“You know, you always were a persuasive little som-bitch Dan.” Mr. Green laughed as I lifted him into my Jeep. “Whenever I’d come to the mound to get you, you’d always talk me out of it.”
“Yeah, and I’d always get us out of the inning too, wouldn’t I?” We laughed about old times and relived the memories of the many baseball games we’d shared when Mr. Green coached our high school summer baseball team. “Always made you look like a genius for leaving me in, didn’t I?”
“Yeah, you did you little som-bitch. Thanks.” He paused and touched my elbow. “Thanks for being such a good friend to Troy. Thanks for everything Dan.”
I smiled. “No worries Mr. Green.”
Everyone was settled in at the dining room table when I pulled into the driveway. Maggie had told them I was making a quick run to the store. I wheeled Mr. Green in through the back door and yelled “Maggie – set one more plate please. I saw my old baseball coach at the store and invited him over for dinner.” When we rounded the corner out of the kitchen, momentary shocked silence was replaced by joyous laughter, surprise, hugs and kisses. Troy’s Mom clasped her hands under her smiling teary face and Janet hugged Maggie. The kids ran over to kiss their Grandfather’s cheek. Troy shook his Dad’s hand and wheeled him to the head of the table.

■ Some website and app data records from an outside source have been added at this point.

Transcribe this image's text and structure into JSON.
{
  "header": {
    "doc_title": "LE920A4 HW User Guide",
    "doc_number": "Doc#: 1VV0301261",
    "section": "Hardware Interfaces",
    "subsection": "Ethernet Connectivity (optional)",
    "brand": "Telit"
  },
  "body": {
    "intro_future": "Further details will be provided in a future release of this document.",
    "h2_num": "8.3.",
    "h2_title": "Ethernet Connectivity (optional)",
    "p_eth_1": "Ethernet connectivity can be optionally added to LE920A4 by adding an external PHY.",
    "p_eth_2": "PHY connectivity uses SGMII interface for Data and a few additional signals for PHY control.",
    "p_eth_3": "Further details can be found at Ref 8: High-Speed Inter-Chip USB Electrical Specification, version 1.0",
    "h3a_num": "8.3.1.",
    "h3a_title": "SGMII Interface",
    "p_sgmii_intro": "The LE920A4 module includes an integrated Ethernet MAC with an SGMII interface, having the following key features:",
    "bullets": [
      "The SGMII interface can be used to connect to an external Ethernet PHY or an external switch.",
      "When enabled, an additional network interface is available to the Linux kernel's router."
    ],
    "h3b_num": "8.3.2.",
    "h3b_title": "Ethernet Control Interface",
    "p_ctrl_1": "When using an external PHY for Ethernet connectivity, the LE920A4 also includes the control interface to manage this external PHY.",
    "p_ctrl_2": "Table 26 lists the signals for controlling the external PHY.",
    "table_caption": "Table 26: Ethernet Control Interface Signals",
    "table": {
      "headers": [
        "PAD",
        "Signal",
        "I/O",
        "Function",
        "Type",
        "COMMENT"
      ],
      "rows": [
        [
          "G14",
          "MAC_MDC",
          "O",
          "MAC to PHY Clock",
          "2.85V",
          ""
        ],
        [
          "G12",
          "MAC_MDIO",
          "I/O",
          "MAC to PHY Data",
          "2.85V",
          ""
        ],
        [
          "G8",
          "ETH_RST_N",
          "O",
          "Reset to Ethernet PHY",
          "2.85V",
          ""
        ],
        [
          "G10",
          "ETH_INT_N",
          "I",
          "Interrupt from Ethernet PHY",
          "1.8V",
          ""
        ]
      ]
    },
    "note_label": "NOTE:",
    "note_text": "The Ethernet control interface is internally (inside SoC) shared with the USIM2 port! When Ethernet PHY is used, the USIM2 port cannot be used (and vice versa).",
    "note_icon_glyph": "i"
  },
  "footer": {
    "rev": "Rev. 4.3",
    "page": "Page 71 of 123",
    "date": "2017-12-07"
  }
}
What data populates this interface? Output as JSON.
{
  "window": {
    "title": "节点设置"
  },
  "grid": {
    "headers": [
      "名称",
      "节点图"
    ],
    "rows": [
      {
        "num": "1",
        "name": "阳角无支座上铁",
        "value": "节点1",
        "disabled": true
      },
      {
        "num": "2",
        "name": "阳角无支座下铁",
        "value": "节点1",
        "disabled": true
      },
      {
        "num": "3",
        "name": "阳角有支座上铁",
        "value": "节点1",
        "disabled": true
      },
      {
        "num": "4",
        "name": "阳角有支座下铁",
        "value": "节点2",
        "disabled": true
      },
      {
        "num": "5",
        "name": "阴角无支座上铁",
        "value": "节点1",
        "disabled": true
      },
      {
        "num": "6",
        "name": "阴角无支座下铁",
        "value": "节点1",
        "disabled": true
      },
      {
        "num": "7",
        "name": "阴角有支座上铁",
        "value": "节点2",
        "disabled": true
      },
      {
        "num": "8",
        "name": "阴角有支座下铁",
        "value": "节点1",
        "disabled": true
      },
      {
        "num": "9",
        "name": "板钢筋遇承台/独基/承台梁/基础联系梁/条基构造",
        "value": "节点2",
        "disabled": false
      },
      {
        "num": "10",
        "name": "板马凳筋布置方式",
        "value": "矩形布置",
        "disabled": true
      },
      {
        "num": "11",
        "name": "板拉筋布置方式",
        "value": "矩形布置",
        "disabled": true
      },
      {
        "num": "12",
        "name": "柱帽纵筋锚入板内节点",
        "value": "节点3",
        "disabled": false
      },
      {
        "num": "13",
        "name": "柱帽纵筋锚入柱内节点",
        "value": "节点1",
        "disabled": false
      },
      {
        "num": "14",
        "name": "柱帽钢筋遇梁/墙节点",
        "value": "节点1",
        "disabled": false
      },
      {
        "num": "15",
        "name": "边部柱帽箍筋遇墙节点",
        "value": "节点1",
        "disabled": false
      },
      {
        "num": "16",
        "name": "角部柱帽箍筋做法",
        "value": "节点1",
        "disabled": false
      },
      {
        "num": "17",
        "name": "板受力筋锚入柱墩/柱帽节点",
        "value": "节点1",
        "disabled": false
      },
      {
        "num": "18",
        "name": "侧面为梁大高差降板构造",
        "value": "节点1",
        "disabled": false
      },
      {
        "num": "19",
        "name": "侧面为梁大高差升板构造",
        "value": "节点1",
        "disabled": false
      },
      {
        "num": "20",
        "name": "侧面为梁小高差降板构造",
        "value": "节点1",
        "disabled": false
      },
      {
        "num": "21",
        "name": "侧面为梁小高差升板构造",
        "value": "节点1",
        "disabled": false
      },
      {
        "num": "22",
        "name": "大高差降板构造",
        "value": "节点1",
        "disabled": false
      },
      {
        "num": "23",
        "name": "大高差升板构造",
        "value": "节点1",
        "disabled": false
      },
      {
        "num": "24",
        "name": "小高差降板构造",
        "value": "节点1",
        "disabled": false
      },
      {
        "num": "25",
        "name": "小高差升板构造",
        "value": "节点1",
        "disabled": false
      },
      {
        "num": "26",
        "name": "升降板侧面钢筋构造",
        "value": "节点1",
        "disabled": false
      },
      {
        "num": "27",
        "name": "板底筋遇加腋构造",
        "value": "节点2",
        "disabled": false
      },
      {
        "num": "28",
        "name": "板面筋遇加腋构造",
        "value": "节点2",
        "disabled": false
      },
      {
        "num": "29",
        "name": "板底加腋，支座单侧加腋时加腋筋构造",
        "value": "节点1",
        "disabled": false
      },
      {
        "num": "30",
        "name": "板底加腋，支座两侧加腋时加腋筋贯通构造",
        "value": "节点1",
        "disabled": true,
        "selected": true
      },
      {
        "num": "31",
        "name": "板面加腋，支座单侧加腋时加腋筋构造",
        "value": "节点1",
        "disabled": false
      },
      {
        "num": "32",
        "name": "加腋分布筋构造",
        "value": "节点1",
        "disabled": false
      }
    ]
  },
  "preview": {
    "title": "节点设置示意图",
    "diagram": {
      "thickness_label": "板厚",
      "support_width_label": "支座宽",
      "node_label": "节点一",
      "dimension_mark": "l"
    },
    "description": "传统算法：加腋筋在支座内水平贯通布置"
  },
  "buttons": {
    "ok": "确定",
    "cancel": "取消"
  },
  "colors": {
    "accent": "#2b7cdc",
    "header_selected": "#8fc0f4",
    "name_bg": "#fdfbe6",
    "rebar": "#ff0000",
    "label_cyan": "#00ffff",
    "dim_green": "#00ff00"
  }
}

We said a prayer and then Maggie brought out the Christmas bird. She put it directly in front of Mr. Green and I handed him the knife. “Mr. Green, will you do the honors?” What happened next is a happy memory that I’ll never forget.
“I’d be proud to!” Mr. Green leaned forward in his wheelchair and paused. He leaned back, placed the knife on the table and looked up.
“You know everyone, I think it’s time to start a new tradition this year. I’ve finally realized these two knuckleheads actually paid attention to what I’ve been trying to drill into their thick skulls for all these years.” Everyone laughed. “These two boys are now the men of the house, and it would give me great pleasure to carve this turkey with them. Boys?”
The picture Maggie captured at that moment is hanging on the wall right behind my desk. It shows three men with their hand on a single knife slicing through a turkey. One man at the bottom of the circle and two others near the top with smiles that will link them forever.